How to complete this task
Which lines of the records below contain the word "Settings"? Show each one.

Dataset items

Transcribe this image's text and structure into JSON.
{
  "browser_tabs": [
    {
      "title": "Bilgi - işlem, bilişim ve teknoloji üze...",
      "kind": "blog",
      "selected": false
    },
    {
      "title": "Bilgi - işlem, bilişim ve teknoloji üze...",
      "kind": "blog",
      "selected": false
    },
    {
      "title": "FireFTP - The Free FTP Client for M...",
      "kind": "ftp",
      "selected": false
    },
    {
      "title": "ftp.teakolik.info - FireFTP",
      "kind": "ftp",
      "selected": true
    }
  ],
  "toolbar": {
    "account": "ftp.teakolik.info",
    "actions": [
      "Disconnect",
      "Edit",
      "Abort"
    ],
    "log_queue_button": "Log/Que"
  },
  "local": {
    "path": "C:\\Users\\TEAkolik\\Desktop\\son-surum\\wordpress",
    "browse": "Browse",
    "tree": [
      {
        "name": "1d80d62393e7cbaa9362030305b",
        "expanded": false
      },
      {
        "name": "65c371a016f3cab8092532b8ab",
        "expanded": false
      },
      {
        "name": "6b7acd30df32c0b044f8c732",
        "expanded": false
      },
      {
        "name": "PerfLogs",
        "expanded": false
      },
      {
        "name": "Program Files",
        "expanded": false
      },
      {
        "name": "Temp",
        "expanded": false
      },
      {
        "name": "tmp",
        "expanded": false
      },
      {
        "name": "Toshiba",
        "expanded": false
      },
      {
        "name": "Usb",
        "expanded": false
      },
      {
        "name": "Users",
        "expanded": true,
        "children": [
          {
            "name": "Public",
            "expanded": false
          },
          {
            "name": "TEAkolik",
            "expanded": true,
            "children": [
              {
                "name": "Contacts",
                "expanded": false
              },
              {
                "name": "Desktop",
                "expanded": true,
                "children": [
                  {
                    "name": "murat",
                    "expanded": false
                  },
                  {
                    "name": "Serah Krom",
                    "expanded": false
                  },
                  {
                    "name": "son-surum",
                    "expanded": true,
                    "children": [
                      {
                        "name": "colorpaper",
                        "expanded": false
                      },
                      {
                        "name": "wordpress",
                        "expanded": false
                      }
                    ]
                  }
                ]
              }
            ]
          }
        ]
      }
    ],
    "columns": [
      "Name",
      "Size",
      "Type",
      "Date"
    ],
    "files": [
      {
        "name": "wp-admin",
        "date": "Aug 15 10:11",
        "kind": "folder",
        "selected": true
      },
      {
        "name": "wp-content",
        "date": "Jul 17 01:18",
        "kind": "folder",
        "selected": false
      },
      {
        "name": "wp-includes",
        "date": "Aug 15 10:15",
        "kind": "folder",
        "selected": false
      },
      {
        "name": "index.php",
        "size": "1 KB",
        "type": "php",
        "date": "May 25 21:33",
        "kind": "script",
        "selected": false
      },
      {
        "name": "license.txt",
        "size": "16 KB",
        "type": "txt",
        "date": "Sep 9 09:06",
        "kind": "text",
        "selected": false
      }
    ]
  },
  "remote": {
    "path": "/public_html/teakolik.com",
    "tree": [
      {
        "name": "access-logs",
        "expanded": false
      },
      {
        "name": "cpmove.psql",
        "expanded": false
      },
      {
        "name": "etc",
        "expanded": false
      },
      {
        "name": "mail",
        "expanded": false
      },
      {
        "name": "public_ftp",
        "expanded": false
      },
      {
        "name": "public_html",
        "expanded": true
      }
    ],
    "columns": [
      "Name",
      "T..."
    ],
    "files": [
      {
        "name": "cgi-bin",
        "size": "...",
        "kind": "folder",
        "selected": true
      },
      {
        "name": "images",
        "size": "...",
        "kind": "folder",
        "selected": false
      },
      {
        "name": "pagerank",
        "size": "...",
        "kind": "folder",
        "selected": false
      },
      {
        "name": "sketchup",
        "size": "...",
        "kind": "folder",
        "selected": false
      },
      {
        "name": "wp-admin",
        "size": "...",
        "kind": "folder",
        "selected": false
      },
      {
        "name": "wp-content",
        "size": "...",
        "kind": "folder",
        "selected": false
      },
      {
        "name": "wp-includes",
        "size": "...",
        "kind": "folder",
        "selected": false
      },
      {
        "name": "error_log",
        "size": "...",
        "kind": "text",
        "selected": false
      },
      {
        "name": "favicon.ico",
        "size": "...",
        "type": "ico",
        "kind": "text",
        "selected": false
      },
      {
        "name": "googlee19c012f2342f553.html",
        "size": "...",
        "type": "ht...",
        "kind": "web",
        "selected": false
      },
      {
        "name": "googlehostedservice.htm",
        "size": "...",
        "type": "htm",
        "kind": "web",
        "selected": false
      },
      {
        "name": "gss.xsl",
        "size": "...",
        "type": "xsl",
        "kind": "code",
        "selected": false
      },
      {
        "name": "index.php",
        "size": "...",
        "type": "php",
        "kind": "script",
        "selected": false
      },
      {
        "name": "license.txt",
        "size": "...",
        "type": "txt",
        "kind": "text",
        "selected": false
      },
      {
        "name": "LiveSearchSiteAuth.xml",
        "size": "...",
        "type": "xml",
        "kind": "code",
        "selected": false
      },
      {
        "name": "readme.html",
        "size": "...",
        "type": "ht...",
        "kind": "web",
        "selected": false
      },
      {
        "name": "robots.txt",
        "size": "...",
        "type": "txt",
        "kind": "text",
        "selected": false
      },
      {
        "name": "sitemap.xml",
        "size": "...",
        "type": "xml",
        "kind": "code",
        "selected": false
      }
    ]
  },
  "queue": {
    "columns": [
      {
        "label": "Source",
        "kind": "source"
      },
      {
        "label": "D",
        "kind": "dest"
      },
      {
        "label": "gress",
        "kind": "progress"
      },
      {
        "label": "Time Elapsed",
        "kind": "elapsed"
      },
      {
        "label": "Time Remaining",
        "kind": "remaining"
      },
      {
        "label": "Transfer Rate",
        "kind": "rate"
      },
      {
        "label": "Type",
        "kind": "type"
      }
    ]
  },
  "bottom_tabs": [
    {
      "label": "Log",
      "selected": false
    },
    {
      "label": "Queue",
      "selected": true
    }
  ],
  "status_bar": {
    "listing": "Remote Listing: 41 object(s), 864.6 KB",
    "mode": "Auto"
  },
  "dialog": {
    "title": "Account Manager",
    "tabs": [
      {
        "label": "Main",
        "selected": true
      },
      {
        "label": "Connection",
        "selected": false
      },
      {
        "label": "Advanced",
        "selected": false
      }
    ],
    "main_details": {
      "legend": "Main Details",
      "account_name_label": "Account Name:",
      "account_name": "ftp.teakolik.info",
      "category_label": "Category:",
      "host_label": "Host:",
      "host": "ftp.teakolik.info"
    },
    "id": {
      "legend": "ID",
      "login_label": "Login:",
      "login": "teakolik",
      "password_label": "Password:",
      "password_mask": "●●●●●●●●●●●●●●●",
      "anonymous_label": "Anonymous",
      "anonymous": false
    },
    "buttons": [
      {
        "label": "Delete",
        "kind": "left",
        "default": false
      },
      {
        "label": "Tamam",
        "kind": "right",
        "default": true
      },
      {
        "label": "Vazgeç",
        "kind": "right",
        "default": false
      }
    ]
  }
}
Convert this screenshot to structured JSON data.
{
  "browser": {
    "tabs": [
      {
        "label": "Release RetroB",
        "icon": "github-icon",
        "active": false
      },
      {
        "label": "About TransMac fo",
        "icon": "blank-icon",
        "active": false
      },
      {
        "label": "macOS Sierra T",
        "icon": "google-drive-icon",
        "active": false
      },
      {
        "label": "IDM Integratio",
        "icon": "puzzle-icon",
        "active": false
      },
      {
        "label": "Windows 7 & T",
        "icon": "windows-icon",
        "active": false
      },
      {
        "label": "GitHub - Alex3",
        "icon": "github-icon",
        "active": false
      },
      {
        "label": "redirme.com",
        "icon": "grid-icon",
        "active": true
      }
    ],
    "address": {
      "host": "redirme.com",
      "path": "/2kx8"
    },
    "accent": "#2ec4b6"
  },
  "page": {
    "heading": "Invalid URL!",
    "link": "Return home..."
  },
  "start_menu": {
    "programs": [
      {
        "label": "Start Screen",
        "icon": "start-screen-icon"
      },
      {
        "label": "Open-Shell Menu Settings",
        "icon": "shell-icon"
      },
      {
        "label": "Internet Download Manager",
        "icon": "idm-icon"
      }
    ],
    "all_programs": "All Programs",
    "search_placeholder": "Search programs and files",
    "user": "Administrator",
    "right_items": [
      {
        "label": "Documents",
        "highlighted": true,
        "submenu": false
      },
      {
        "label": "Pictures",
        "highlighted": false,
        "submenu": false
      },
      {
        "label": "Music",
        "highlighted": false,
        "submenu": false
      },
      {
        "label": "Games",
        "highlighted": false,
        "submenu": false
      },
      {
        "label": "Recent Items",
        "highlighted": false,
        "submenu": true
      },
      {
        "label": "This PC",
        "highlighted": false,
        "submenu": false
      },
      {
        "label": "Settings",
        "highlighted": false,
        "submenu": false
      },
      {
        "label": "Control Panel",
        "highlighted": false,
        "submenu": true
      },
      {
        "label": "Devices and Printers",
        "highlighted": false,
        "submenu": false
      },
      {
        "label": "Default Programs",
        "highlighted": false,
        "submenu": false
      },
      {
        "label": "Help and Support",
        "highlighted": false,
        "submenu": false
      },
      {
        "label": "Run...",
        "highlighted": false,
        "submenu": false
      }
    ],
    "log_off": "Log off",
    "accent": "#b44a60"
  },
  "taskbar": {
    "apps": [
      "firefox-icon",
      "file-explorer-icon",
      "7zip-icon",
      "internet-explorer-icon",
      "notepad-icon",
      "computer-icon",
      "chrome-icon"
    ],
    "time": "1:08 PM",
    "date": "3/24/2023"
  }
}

Expected output
        "label": "Open-Shell Menu Settings",
        "label": "Settings",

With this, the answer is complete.